Exercise instructions ▸
Gather each line containing the string "title" from these entries.

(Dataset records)
┄┄┄┄┄┄┄┄┄┄┄┄┄┄┄┄┄┄┄┄

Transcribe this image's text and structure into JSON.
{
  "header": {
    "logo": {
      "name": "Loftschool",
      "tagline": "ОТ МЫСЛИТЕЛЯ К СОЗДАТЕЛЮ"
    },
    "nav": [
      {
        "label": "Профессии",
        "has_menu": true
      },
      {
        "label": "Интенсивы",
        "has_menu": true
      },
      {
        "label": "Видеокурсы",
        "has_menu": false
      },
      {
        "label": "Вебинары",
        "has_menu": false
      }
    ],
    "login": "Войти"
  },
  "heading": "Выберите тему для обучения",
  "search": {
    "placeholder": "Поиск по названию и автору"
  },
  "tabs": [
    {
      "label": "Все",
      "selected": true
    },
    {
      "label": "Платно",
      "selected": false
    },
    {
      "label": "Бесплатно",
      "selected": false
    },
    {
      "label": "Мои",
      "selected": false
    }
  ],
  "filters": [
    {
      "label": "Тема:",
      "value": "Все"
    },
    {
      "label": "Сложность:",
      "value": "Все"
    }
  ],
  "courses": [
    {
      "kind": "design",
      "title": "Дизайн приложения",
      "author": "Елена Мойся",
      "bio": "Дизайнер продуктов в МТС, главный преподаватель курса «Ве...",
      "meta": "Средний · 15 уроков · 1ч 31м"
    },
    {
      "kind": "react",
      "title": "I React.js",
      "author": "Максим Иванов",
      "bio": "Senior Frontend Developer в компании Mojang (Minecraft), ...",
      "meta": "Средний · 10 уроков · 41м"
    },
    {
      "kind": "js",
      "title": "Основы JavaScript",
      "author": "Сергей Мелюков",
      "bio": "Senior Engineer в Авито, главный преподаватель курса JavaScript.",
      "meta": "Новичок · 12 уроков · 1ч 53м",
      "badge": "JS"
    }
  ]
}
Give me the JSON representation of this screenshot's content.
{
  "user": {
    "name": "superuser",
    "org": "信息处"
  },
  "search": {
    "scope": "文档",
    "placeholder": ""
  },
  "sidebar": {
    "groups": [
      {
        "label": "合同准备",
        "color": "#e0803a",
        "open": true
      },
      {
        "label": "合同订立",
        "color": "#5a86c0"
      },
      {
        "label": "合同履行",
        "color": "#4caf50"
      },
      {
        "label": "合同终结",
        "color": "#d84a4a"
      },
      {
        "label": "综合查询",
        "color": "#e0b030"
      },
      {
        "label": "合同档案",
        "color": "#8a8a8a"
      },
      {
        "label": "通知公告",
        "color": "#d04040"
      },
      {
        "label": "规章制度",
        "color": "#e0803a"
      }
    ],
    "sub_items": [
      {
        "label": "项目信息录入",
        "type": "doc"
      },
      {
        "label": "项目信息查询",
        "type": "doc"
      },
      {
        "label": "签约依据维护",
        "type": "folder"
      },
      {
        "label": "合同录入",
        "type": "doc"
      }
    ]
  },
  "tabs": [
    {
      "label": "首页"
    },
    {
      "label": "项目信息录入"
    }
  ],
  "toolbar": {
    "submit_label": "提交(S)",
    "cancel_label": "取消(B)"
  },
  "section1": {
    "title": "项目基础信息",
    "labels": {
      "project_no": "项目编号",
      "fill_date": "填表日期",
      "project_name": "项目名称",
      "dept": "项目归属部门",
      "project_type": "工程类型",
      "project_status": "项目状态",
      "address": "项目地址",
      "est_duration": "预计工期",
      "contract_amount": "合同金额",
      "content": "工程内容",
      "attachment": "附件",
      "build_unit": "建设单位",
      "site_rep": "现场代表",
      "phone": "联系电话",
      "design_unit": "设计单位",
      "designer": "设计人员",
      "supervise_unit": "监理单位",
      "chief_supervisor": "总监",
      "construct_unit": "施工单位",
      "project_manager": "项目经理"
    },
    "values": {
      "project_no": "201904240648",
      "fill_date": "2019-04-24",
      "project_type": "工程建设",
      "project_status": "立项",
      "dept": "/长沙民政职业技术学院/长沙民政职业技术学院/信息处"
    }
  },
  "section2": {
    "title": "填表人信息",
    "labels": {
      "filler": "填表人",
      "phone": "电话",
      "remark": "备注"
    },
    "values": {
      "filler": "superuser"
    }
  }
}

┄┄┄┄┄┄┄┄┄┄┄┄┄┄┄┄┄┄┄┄

Solution to the problem ▸
      "title": "Дизайн приложения",
      "title": "I React.js",
      "title": "Основы JavaScript",
    "title": "项目基础信息",
    "title": "填表人信息",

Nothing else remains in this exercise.